If the eurozone crisis is solved, why has the European Central Bank just jacked-up its program of quantitative easing, already over a year old, from €60bn to €80bn a month? Why are several of the region’s sovereign bond markets propped up by printed money and the endless promise of yet more printed money – aka ECB Supremo Mario Draghi’s “whatever it takes” pledge? Any kind of continental bond-market meltdown between now and the UK’s EU vote would be a disaster for the European project. I see few reasons some traders won’t want to test that resolve over the coming months.
Back in 1975, the UK economy was “the sick man of Europe”. That helps explain why voters strongly backed our continued European Community membership – by a factor of two-to-one. This time it’s different. Although Britain has economic problems, we’re growing faster and creating far more jobs than our EU counterparts.

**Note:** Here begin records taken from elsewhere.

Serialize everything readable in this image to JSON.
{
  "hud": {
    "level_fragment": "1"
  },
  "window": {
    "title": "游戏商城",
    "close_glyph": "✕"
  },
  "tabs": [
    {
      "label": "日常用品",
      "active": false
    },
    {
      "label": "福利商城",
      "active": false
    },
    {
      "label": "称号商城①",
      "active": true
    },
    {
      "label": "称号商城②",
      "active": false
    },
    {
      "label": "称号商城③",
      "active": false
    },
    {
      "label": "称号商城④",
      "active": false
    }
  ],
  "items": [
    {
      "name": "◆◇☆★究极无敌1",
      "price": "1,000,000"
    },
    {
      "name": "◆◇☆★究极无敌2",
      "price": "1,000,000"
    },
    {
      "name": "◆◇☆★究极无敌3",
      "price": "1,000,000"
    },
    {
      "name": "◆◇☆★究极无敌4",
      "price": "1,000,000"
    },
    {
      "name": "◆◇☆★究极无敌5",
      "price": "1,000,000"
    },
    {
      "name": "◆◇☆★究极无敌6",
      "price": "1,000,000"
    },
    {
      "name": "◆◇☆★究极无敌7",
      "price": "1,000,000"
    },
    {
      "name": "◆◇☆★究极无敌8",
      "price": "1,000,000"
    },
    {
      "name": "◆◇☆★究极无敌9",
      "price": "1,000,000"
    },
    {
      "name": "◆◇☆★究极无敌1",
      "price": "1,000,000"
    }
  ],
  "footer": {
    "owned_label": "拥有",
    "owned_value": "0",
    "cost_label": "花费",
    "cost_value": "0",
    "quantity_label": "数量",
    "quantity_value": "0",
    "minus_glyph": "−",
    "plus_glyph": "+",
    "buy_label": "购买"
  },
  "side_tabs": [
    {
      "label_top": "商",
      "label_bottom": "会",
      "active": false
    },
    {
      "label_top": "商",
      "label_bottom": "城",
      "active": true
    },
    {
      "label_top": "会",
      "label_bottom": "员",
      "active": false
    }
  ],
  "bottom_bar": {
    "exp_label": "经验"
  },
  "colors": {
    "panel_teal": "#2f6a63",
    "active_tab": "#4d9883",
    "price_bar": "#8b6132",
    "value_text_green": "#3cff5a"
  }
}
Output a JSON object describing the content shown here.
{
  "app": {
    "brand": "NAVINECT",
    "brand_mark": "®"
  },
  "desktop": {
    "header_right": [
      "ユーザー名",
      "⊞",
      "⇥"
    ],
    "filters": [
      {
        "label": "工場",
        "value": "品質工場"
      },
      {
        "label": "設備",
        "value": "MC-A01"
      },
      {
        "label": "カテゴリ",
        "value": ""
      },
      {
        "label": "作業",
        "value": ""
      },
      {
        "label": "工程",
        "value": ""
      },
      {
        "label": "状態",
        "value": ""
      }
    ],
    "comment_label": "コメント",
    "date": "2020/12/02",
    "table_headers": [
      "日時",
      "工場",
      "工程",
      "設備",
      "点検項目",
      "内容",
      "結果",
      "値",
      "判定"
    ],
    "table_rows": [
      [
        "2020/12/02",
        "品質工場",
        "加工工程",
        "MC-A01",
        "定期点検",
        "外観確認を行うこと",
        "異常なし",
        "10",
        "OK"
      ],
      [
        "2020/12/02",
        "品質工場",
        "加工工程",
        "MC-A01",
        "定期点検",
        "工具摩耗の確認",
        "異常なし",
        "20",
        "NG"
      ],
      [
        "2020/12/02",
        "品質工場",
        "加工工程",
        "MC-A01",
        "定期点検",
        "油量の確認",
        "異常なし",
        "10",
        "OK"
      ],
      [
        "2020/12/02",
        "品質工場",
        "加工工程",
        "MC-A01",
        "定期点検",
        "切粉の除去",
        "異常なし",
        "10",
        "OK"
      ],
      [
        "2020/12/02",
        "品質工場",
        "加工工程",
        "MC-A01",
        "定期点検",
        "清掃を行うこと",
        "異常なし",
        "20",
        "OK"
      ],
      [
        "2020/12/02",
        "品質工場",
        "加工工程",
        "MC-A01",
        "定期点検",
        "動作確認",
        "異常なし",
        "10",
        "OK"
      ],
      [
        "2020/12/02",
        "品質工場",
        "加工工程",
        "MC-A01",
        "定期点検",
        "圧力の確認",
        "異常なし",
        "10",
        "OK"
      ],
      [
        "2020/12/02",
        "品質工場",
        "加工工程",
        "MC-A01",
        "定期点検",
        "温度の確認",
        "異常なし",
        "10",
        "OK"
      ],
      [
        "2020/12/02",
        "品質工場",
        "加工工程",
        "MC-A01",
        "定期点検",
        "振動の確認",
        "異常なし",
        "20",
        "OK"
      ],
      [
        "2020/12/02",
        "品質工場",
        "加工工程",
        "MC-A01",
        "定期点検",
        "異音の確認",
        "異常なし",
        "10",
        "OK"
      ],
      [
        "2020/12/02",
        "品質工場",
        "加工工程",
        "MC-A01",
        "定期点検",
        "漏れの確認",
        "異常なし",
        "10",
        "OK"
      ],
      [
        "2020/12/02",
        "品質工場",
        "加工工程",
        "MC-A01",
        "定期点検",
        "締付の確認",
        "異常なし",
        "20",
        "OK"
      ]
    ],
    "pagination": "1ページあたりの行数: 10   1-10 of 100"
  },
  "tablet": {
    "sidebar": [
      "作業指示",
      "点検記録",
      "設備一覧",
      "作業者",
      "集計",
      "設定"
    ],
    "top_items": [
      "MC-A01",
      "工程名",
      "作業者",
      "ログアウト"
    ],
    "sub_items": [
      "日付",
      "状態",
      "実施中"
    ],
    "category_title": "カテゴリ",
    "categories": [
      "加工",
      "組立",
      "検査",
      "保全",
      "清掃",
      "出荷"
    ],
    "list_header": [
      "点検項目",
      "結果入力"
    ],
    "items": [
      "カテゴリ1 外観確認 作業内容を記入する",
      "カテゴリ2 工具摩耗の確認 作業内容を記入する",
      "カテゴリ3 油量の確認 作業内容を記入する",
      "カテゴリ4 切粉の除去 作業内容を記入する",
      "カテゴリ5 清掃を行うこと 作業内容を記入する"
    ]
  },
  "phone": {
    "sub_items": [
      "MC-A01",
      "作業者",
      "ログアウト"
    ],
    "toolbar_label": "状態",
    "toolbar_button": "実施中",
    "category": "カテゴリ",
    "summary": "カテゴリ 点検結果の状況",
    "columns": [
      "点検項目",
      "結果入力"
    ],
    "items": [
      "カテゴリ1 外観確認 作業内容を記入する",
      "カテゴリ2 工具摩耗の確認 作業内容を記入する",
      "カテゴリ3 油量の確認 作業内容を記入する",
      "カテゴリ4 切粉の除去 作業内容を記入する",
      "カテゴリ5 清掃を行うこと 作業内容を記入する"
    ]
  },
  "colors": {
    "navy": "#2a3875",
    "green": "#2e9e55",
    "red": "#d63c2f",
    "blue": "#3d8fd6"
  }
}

The euro zone economy, meanwhile, is “flying on one engine” and “fighting for altitude” according to a report last week from Standard and Poor’s. The ratings agency points to the impact on the euro of recent hints America’s Federal Reserve won’t be raising rates anytime soon, causing the dollar to fall and making Eurozone exports less competitive. On top of that, a new official EU survey puts economic confidence across the region at a 13-month low – and that was based on research conducted before the latest terrorist atrocities.

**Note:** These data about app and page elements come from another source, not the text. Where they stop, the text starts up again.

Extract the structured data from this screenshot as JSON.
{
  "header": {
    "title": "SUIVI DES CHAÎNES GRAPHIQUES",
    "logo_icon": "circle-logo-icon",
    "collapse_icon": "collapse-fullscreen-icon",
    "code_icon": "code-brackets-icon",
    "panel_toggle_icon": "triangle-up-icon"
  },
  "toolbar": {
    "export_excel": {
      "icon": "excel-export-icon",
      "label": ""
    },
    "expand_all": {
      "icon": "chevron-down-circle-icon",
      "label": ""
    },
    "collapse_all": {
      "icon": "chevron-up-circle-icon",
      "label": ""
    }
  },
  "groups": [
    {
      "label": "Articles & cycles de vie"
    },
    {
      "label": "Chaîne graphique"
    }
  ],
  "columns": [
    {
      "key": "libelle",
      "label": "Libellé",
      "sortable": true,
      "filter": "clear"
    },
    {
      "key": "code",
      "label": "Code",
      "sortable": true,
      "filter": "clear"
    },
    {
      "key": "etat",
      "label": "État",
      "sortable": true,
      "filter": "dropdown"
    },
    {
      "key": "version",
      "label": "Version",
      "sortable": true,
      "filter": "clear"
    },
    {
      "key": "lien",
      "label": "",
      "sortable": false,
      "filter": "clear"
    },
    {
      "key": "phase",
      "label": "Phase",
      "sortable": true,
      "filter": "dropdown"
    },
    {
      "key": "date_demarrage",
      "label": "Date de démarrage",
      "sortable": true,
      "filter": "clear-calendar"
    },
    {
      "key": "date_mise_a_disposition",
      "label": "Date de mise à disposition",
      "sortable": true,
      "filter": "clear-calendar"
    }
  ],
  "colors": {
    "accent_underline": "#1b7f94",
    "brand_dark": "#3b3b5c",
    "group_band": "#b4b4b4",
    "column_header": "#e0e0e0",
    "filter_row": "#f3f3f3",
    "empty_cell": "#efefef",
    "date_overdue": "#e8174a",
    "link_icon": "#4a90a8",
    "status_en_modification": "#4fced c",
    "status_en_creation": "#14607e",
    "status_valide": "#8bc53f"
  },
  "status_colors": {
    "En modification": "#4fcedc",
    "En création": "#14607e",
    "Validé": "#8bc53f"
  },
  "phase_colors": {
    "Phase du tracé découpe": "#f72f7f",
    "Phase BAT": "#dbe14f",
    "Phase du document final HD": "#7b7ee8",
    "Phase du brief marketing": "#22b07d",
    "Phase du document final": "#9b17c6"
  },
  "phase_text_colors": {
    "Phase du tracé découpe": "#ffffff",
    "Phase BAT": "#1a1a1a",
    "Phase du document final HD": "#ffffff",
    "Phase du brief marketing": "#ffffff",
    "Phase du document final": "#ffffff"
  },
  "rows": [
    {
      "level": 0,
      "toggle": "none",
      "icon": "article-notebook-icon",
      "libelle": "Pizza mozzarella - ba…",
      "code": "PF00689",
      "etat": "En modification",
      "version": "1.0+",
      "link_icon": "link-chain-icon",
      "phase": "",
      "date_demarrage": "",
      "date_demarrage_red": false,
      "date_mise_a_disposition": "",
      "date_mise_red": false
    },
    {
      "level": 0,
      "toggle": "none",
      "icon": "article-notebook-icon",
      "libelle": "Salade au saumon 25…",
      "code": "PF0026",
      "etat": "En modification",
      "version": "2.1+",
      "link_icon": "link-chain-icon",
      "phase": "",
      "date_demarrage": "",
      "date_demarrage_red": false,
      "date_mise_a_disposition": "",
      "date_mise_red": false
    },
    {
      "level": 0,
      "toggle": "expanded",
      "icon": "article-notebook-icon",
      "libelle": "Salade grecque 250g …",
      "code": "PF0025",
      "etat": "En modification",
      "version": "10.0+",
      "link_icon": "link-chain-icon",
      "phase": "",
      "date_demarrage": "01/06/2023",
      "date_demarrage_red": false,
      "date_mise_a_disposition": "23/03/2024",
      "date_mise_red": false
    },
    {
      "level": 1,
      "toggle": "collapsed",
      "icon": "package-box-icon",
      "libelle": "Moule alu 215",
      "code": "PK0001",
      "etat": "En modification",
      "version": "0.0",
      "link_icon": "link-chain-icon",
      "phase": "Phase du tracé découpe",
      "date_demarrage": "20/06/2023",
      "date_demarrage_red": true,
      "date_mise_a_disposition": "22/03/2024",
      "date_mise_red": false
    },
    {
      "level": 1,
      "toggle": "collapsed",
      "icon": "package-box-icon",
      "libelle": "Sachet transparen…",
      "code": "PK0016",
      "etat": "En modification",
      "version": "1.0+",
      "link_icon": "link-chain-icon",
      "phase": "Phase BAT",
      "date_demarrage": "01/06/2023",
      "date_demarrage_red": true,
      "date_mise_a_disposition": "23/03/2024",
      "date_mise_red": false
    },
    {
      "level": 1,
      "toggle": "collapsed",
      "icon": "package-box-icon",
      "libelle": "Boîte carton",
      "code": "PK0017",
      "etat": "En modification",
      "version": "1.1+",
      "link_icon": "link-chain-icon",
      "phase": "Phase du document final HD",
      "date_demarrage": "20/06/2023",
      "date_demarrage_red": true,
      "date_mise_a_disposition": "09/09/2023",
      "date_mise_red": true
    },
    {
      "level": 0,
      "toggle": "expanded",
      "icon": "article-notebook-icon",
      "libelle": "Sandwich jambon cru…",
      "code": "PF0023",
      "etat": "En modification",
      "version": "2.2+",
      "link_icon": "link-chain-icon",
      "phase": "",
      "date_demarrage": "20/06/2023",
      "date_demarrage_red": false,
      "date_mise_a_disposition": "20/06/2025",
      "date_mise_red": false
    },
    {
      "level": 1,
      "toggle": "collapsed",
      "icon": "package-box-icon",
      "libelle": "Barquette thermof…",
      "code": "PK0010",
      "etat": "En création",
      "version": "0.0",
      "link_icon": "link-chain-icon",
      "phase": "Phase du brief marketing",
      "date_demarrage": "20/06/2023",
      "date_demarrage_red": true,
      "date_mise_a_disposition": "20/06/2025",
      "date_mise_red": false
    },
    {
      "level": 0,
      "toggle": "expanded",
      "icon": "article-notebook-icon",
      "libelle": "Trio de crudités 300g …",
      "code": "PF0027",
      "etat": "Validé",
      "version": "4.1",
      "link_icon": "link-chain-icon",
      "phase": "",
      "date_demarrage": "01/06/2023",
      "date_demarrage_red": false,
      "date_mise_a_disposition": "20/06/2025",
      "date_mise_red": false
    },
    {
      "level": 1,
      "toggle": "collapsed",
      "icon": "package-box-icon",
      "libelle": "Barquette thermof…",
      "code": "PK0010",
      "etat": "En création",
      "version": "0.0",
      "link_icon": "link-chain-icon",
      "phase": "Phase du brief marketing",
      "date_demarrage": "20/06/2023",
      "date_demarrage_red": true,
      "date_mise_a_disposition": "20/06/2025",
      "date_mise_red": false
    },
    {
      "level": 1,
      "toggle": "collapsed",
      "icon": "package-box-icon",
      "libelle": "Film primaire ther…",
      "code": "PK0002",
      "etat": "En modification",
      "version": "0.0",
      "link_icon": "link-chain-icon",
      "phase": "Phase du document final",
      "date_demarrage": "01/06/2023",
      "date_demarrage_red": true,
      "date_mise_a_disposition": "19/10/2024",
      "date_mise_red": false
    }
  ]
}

Despite the relative strength of the UK economy, we simply don’t know what happens if Leave prevails. That’s because, having voted for Brexit, the UK then enters an “Article 50 negotiation” – named after the relevant EU Treaty clause. During these discussions, which could last up to two years, all existing laws and agreements between the UK and EU would still apply. So nothing would immediately change if we vote Leave – putting paid to some of the more disingenuous scare stories telling of post-referendum chaos.
The Remain camp insists, though, that the UK would be in a weak position during an Article 50 negotiation. “Why should France or Germany do us any favours if we’ve opted to leave?” is the common refrain. To me, this argument makes no sense. On the latest figures, we buy £60bn a year more in goods and services from EU nations than we sell them, adding to our large trade deficit. Powerful French and German carmakers, along with Italian furniture manufacturers, would exert considerable political muscle to ensure free trade continues between the EU and a non-EU UK.

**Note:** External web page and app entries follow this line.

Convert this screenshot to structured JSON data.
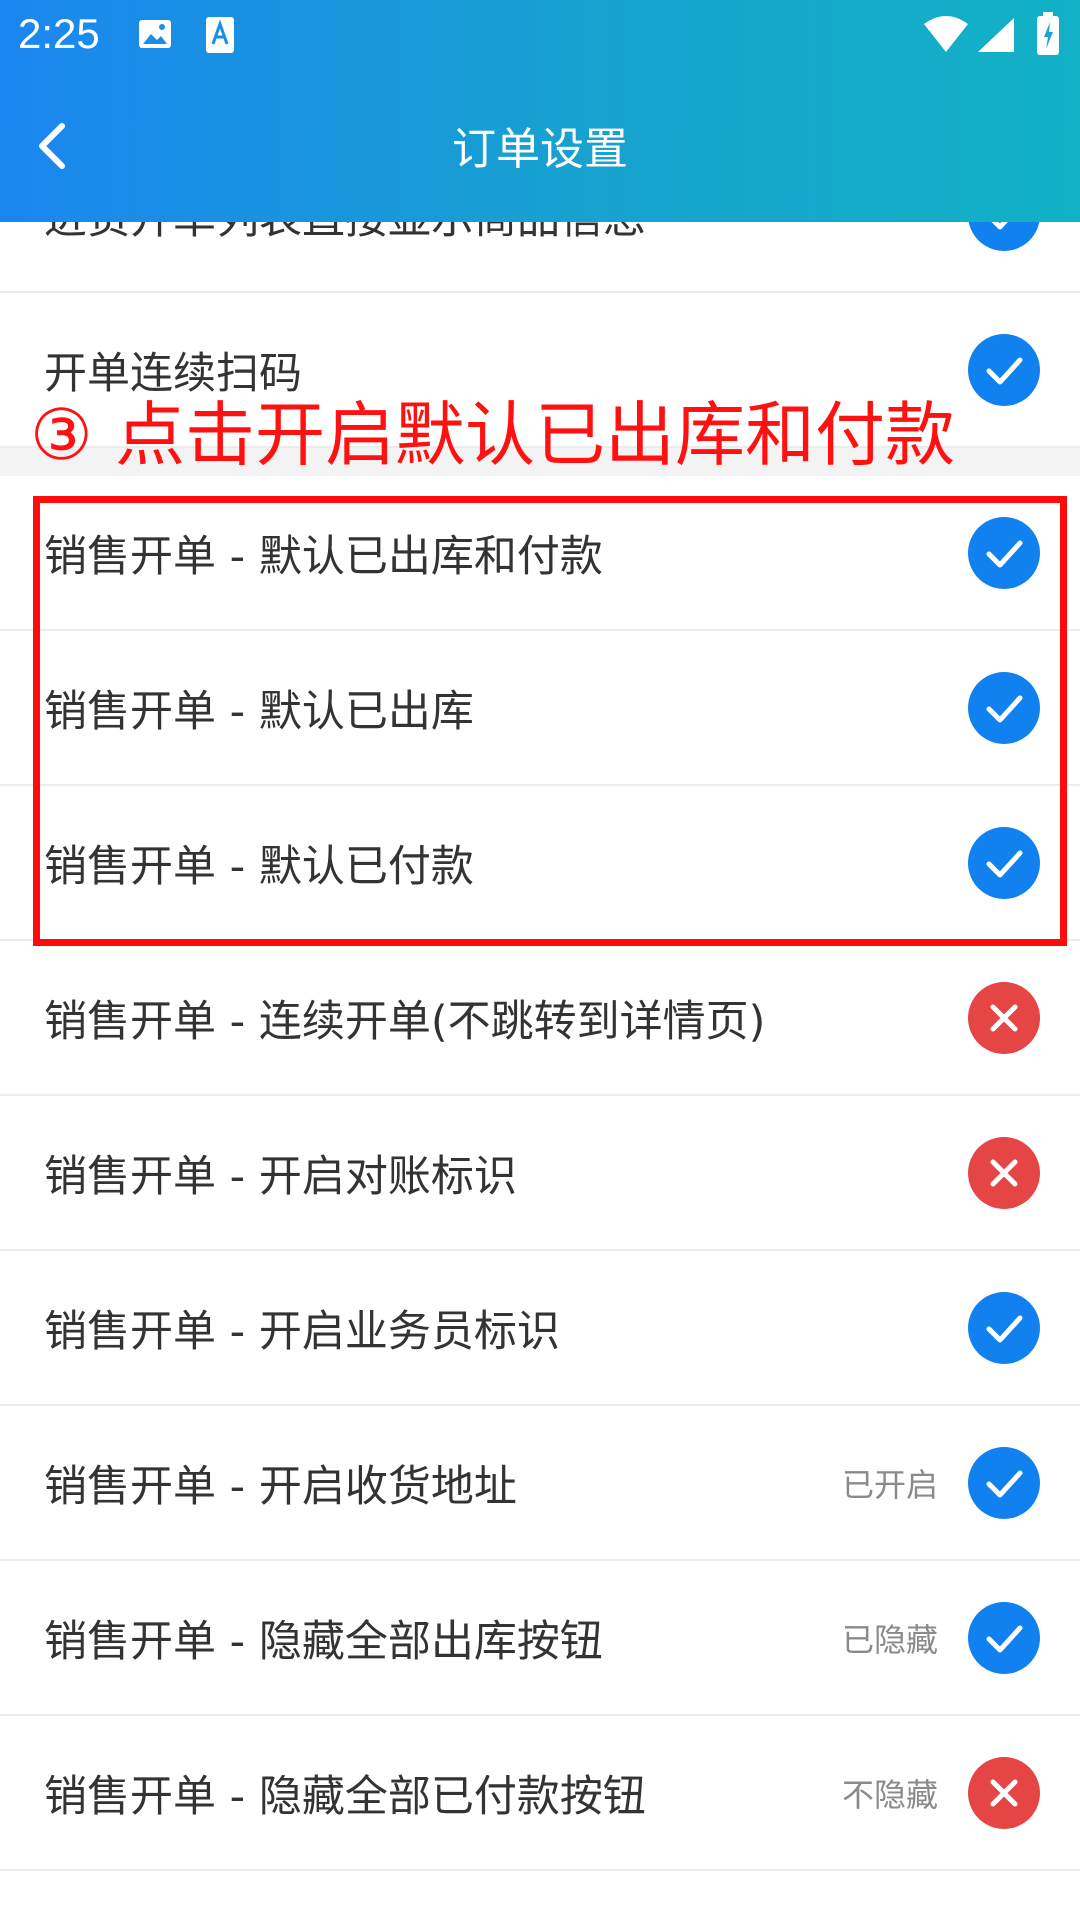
{
  "status_bar": {
    "time": "2:25"
  },
  "header": {
    "title": "订单设置"
  },
  "annotation": {
    "text": "③ 点击开启默认已出库和付款"
  },
  "rows": [
    {
      "label": "进货开单列表直接显示商品信息",
      "status": "",
      "state": "on"
    },
    {
      "label": "开单连续扫码",
      "status": "",
      "state": "on"
    },
    {
      "label": "销售开单 - 默认已出库和付款",
      "status": "",
      "state": "on"
    },
    {
      "label": "销售开单 - 默认已出库",
      "status": "",
      "state": "on"
    },
    {
      "label": "销售开单 - 默认已付款",
      "status": "",
      "state": "on"
    },
    {
      "label": "销售开单 - 连续开单(不跳转到详情页)",
      "status": "",
      "state": "off"
    },
    {
      "label": "销售开单 - 开启对账标识",
      "status": "",
      "state": "off"
    },
    {
      "label": "销售开单 - 开启业务员标识",
      "status": "",
      "state": "on"
    },
    {
      "label": "销售开单 - 开启收货地址",
      "status": "已开启",
      "state": "on"
    },
    {
      "label": "销售开单 - 隐藏全部出库按钮",
      "status": "已隐藏",
      "state": "on"
    },
    {
      "label": "销售开单 - 隐藏全部已付款按钮",
      "status": "不隐藏",
      "state": "off"
    }
  ],
  "colors": {
    "on": "#1281f0",
    "off": "#e64545",
    "accent": "#ff0b0b"
  }
}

Consider, also, that if the UK choses Brexit, voters in other EU nations – not least Finland, Sweden and Holland – could easily demand their own membership referenda. Such votes could take place during the UK’s Article 50 discussion. My strong suspicion is that the EU would cave in to all manner of UK demands, in a bid to convince Britain to vote again to stay in and preventing the broader EU project, as discontent spreads, from unraveling completely. Which brings us to another hot topic that barely gets any airplay – there could be two referenda.
The government doesn’t want this idea gaining traction – as that would remove the fear factor of voting Leave. But I genuinely believe, as do many other close observers, that if we do vote to quit, the subsequent Article 50 negotiation will be so significant the UK will end up voting again on whether or not to accept it.
I believe in a EU but not this EU – so am voting leave. But I also hope a Brexit vote sends shockwaves across Europe, finally sparking meaningful EU reform.
Follow Liam on Twitter @liamhalligan